The Italian Renaissance
“Art is like an essay which tries to create a space around its observers in which they might hear what the soul of the artist wishes to whisper to their hearts. I don’t know my audience, their life stories, their hopes and struggles, but I do know that I would like for my paintings to give them a call for a moment to stop, to be silent, to contemplate and to pray, to laugh or to cry, but in any case to share feelings. Humanness and uniqueness are what unites me with the audience. For me, true art leads to moments that glide past the mind towards deeper and more meaningful places.
I challenge myself to present one’s sacred world through a human being’s physical appearance. The heroes and heroines of my paintings are neither ideal, nor strangers, but objects of exploration.

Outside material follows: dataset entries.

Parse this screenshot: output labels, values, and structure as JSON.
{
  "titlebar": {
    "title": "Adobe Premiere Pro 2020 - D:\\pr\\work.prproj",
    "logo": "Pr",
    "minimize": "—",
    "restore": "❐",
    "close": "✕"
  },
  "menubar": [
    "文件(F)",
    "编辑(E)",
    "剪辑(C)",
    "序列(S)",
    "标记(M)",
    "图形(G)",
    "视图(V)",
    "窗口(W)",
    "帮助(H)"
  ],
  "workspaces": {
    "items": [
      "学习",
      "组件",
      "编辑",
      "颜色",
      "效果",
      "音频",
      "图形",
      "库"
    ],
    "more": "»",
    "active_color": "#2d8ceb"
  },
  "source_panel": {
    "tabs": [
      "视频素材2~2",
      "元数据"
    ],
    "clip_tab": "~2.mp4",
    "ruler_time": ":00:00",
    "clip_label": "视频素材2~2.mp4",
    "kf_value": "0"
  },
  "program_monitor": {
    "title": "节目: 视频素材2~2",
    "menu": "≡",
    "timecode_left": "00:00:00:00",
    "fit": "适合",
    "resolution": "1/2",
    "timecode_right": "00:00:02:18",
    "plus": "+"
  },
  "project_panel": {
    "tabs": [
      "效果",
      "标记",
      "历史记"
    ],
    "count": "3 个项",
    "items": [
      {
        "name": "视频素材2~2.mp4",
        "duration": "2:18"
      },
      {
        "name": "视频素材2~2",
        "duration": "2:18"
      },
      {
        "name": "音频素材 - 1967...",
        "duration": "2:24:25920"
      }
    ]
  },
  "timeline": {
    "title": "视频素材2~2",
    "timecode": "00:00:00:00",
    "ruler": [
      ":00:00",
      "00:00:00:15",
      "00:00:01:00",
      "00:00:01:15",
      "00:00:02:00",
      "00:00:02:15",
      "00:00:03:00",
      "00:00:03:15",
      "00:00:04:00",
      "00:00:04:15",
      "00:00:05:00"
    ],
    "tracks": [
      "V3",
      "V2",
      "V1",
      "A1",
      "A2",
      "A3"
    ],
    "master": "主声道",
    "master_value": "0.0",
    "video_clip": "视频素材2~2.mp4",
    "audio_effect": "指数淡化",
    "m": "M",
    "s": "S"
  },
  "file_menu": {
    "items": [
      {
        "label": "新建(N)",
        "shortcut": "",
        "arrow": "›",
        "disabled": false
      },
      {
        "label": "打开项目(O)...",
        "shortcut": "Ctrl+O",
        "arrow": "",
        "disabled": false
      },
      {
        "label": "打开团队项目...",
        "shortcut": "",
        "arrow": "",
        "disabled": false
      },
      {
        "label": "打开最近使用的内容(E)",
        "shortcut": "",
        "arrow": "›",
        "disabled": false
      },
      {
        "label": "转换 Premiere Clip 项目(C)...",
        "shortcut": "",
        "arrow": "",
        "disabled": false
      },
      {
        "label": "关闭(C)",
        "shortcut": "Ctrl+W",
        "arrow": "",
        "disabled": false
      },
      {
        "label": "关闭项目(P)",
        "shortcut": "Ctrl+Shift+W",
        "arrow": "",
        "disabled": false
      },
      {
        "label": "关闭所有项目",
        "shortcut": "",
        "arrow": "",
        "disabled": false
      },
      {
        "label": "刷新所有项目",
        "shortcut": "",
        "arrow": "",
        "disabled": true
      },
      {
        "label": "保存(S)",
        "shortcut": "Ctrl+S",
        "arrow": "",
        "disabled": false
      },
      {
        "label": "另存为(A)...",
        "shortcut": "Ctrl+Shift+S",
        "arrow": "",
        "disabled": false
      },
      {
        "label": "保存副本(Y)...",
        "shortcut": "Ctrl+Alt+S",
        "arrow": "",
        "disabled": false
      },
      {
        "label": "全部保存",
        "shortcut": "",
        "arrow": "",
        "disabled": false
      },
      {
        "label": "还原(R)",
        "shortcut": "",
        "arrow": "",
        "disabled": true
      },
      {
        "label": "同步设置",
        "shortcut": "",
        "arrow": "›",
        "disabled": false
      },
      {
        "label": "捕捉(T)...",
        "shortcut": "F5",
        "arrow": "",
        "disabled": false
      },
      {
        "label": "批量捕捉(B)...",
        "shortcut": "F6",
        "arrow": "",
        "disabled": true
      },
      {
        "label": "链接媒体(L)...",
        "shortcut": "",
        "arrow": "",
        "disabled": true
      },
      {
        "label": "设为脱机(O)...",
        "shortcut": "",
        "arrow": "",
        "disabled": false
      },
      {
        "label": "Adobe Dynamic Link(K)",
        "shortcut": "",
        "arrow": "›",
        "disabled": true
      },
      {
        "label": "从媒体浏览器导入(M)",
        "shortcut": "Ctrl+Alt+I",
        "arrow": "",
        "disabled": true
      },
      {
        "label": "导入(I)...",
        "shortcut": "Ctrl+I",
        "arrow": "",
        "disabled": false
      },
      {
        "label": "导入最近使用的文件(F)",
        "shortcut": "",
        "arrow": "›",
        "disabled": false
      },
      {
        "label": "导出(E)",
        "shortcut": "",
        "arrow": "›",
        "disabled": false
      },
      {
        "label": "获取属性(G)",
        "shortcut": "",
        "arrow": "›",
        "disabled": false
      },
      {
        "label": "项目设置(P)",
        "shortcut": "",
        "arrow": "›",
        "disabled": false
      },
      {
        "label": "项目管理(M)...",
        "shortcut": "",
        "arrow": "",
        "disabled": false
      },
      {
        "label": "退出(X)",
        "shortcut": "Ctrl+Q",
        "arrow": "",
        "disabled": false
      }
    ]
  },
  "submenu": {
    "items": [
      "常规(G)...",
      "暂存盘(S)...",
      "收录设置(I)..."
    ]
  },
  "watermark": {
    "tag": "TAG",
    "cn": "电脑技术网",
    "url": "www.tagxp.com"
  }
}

The main goal is not to draw a viewer’s interest only to the visual images, but to what is behind it.
There are two main types of paintings. The first depicts the sense of eternity that breaks into a hero’s heart when he feels alone. The second shows humans who sell themselves into the bondage for a dream of happiness—they are the kings of theatre. Everything happens to them—love, mysticism, jealousy, betrayal—and may bring fame, but precious little for the heart. Writer Dale Carnegie would call them “the people who play the games.” I portray them in the series of paintings inspired by Venetian carnival masks. The masquerade is bizarre and full of contrasts—a blend of operetta, circus, clownery and tragedy.
I was born and grew up in Riga, Latvia, but since 2012 have been living in Edinburgh, Scotland. In parallel to a general art education in secondary art school, I have studied painting, drawing, composition and art history since I was 12 years old.
During these years, and later in the University of Art, I developed technical skills and mastery of composition. Those years were a time of self-reflection during which I experimented with different media and artistic styles, including spending hours in the library studying reproductions of works by the world’s greatest artists (as books were the only way to see such works in Latvia at that time). My favorites were and remain Italian Renaissance painters and Flemish and Dutch painters of the 14th and 15th centuries. In 2003, I completed a master’s degree in figurative painting and drawing. I have discovered that my artistic heart is truly stirred by the subtleness of human expression. I have tried to follow it to explore the subjects that move me, and I have found realism to be the best medium to express my art. As an artist, I express myself with the interplay of colors, the lines, rhythm of form, and space.
I most frequently paint bodies and faces of the female kind. A woman’s image is associated with beauty, eroticism, emotion, intuition, gentleness and the soul. Unlike male power and directness, a woman is like a delicate mystery. For example, the classical goddess Venus has been a long-lasting popular symbol of idealized love in the Western art. It’s a wild symbol which represents love and sexuality in various expressions.
I idealize people, being raised from the everyday routine. I enjoy painting people, because with their temporal, passion, as actors and observers, they bring movement and the human sense of “time” to the vast and still universe. In the painting process I not only portray their bodies, but also explore their inner worlds as I imagine them. My favorite media is oil colors, because I like how painting using those colors flows and the way I can make different consistencies from them. I like strong and concrete drawing. Lines give borders and clarity to the form of the figure. I think monochrome works best – my first sketch is always in black and white. But right now I am working with colors, and then I feel most comfortable working with cooler, softer colors.
It is more difficult for me to bridle and harmonize bright, loud colors – those I mostly use like accents. I think this comes from growing up in the North where nature is cold, and silvery- grey for most of the year. I rarely know how a painting will turn out until I complete it. It is more like solving a riddle with a set process: Sketching the dominant rhythm of the composition Painting, including resolving unexpected technical and compositional issues. The finishing details and embellishments, the last step, the detail work, is very important in my work because many times the intuitive choice of particular details give the work its most profound meaning. At the same time,
I almost never feel that a work is “complete” – choosing the right place to stop remains the most difficult part of the painting process for me. A painting is a mirror of the world – spiritually, aesthetic and morality –
a mirror of time in which the artist lives. As I continue to find myself in the creation of these works, I am gratified when others can also see the beauty and meaning in them. I cannot imagine what I would do if I weren’t an artist. I have been ‘poisoned’ by the process of creation. It is a personal and secretive process.”